It’s as Easy as A-B-C!
Ready to get your family photos sorted? I know, you have a lot to get through! It may feel overwhelming, but my aim is to ease the pain, reduce the stress, and make it into a manageable process. Do you believe me?
In my previous article, I encouraged you to gather all the photos throughout your home. This includes all your loose pictures (perhaps taking photos out of frames), envelopes of developed photos, and photo albums. You could also round up other media such as slides, family videos, older 8mm movie reels, camera cards, photo CD’s, external hard drives, and old phones with pictures on them. We’ll get to those eventually.
Step 1 – Gather
If you didn’t have a chance to do that already, this is your first action step—gather!
The supplies you may need for the sorting process are:
- Sorting boxes, such as craft boxes or narrow bins to hold 4×6 photos
- Index cards for recording information
- Sticky notes
- Archival ink pens to write on the back of photos
- Cotton gloves to prevent fingerprints
Step 2 – Assemble
Once you’ve gathered everything together, go through your collection and see what you actually have. Take pictures out of each envelope and line them up in a sorting box. Put an index card in front of each grouping of photos and write any information about that stack of pictures on an index card, such as the date, names of people, places, or events. Dates can be approximate if you only know the year or even just the decade. Go through each set of photos in envelopes, loose photos, or take pictures out of albums. Keep any necessary information with each group of photos.
You can keep negatives together too if you have them. I like folding an index card like a sleeve to hold the negatives and mark the corresponding information on that negative folder.
Step 3 – Sort
Once the photos are lined up with information preserved, you can begin the actual sorting. I recommend the A, B, C’s of Photo Organizing, a system used by many professional photo organizers, developed by Cathi Nelson, founder of The Photo Managers.
Here’s how it goes:
A = Album
- The best of the best.
- These are the pictures you want to revisit—in photo books, slide shows, and framed pictures.
- They’re the pictures you want to have accessible, to page through and enjoy the memories.
- There’s a story behind these pictures—you look at the photo and recall the memory behind it.
- These are the photos you would most regret losing in a disaster.
- These are the photos that tell your
- You definitely want to have these pictures digitized.
B = Box
- Not your favorite photos, but you like them and don’t want to get rid of them.
- You wouldn’t put these in a photo book, but you do want to keep them in a box.
- You may want these photos digitized, but probably at a lower resolution.
- If they were lost in a disaster, you’d be disappointed but not devastated.

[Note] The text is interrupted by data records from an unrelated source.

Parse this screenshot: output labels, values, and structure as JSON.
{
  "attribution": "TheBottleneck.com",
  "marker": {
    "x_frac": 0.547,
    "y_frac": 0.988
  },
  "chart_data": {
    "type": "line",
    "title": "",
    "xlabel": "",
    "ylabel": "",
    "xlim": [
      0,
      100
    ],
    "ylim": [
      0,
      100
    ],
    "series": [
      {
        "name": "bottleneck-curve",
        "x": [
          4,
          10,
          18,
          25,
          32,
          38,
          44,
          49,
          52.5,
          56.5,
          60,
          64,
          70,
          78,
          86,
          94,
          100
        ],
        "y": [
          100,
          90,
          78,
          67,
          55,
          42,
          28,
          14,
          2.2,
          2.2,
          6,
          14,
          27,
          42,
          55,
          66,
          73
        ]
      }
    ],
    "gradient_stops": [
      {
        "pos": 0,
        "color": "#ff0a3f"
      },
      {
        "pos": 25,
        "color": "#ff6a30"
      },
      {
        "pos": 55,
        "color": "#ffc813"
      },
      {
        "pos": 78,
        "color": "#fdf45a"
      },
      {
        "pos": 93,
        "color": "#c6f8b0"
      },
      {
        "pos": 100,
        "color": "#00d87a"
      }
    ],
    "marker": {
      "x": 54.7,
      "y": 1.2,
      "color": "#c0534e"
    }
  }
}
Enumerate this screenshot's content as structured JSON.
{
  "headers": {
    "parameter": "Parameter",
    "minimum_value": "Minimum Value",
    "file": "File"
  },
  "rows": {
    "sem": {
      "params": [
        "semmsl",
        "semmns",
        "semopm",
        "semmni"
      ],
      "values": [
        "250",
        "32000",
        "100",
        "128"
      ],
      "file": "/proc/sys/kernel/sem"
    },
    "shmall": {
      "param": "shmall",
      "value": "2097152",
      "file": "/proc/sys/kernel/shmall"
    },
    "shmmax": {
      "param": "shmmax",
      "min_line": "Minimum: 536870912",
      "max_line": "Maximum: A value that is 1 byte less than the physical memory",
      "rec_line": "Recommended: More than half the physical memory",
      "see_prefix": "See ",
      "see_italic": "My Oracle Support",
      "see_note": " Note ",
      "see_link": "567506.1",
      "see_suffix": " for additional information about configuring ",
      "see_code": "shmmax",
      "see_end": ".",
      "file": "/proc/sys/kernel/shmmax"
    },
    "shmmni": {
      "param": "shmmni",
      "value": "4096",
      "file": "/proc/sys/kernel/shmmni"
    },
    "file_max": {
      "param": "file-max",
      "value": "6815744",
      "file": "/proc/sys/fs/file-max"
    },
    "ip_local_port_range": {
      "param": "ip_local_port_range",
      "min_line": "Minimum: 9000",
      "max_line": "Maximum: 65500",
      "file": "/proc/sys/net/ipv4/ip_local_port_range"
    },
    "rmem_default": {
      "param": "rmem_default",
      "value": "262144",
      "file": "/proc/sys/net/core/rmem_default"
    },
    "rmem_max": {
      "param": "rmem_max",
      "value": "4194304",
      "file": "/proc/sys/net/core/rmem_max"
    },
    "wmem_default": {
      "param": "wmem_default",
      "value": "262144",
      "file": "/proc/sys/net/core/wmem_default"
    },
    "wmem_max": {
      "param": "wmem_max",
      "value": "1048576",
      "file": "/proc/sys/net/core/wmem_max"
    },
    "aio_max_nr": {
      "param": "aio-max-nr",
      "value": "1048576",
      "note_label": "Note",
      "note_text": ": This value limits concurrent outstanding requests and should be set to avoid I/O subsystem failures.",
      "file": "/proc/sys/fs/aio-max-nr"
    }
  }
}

C = Can
- These are the photos not worth keeping—yes, you can throw them in the can!
- They are the blurry or bad photos.
- You don’t know who the people are in the pictures.
- Duplicate photos, particularly from the years you could get double or triple prints when the roll was developed.
- Travel and landscape photos of similar shots. It’s the pictures with people in them that make the memory. How many photos do you need of the Grand Canyon? Keep a few of the best and let the rest go.
Start with your first stack of photos, look at each picture, and ask yourself if it is an A, B, or C photo. Be patient. At first, the process might be slow, but you’ll begin to figure out your criteria for what makes a meaningful photo and which ones you can part with easily.
When you’re finished, your A photos are the ones you want to have scanned. You can set your B photos aside to store. As for the C photos, go through them one last time before throwing them away.
Now that you know what to do, ready, set, SORT!
And if you need help, please reach out—I’m happy to support this important task!
Next time…we’ll talk about how to scan your photos in the safest way to preserve your memories.